When we hear reports about a crime being committed inside a home, we see yellow police tape and a lot of officers milling about the property. There may also be other officials. If someone is dead, a coroner will usually come out to take the body and perform an autopsy (because if a crime has happened, the state needs to know how the crime happened). A lot of people see the pictures in the newspaper or hear about the crime on TV, but they don’t think of it beyond that. Once the police have completed their investigation, there’s still a lot of work to be done for family members who are already grieving and in shock. They’ll probably need to hire a trauma and crime scene cleaning crew to come in and restore the home to its previous state.
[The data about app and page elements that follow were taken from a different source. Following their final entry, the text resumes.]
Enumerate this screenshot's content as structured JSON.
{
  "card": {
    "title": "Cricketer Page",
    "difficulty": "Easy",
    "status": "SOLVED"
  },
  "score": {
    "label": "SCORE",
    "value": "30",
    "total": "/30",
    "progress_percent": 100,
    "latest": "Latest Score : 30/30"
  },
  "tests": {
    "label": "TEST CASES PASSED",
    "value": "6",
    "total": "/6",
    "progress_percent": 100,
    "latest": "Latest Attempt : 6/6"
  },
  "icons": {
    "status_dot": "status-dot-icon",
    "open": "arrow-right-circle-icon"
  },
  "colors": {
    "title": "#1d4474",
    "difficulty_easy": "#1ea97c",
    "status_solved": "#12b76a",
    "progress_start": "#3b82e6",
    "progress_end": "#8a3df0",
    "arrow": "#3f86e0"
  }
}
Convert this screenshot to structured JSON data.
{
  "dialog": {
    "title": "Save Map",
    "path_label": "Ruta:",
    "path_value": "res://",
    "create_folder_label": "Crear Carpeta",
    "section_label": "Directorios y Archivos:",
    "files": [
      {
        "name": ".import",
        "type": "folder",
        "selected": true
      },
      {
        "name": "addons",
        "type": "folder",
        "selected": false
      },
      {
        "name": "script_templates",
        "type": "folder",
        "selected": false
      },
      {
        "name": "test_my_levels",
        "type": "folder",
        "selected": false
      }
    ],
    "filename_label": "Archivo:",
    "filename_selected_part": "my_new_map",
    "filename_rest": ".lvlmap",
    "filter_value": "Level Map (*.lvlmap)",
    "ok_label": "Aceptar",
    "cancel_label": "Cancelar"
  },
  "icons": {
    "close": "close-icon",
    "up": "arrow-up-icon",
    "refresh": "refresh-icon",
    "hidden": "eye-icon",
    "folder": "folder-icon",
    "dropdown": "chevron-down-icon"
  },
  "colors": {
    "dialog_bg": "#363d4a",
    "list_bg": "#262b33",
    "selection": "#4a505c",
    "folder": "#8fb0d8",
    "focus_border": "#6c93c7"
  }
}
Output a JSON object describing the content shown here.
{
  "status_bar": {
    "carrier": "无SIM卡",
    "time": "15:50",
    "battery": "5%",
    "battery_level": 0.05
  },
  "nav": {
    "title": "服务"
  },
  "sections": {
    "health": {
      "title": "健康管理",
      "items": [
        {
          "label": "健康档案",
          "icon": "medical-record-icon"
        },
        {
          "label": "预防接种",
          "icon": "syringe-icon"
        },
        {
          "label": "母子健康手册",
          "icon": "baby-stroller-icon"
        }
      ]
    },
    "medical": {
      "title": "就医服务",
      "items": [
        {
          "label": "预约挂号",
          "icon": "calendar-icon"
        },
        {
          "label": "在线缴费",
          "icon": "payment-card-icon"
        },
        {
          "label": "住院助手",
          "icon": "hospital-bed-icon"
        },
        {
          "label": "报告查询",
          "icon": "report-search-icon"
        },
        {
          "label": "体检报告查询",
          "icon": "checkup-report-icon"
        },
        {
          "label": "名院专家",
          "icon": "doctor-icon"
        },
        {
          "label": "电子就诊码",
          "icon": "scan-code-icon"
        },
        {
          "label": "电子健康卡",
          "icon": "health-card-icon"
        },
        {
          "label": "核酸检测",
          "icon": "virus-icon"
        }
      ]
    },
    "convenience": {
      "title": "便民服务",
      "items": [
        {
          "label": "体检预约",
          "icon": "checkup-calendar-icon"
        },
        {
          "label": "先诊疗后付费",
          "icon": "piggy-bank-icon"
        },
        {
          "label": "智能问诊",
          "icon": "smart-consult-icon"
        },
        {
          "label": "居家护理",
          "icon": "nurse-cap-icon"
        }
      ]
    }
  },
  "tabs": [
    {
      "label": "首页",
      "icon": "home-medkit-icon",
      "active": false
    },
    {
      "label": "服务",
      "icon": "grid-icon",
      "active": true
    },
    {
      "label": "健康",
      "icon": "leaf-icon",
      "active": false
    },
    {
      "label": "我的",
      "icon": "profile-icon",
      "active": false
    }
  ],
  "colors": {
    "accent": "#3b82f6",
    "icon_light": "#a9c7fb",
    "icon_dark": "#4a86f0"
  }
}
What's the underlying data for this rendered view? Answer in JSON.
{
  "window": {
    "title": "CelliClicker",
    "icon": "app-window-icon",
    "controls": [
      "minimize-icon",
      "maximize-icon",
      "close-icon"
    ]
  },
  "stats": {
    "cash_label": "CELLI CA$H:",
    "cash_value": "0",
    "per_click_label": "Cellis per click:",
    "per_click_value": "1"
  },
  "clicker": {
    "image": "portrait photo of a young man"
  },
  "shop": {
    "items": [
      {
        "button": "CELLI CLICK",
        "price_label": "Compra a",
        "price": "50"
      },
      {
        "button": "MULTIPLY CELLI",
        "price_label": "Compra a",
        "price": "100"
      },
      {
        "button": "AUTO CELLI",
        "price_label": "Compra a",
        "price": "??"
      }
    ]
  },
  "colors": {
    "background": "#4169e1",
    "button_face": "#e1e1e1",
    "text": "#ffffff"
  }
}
This is not something the family should attempt on its own, as the blood and pathogens left behind after a death can really be harmful if they aren’t cleaned up in properly. There are enough emotional burdens to bear after something bad happens; families shouldn’t have to bear the physical clean-up burden as well. Trained professionals are better able to compartmentalize bad things and focus on their job. It doesn’t mean they don’t feel sorrow over what’s happened, but it does mean they can put those feelings aside long enough to focus on the task at hand.
America seems to be experiencing a frightening rise is wildfires lately. That’s especially true out West, where dry conditions can be especially conducive to fires. Late summer and fall is typically considered fire season, but the massive recent fires in Southern California are calling even that into question. The effects of climate change may be leading to more wildfires, but regardless of the cause, it’s quite distressing. People in the affected areas are usually told ahead of time to prepare for evacuation, but sometimes there’s no time for that, and they have to flee with nothing more than themselves and their pets. Even if they come back to a house that was mostly spared, that doesn’t mean their residence is the same as it’s always been. All that soot floating around in the air can still be dangerous; so a smoke impact evaluation conducted by professionals may go a long way toward easing victims’ minds. It’s OK to feel shaken up; that’s natural after getting that close to a natural disaster. One way to feel better, though, is to acknowledge the pain and try to resume living a somewhat normal life.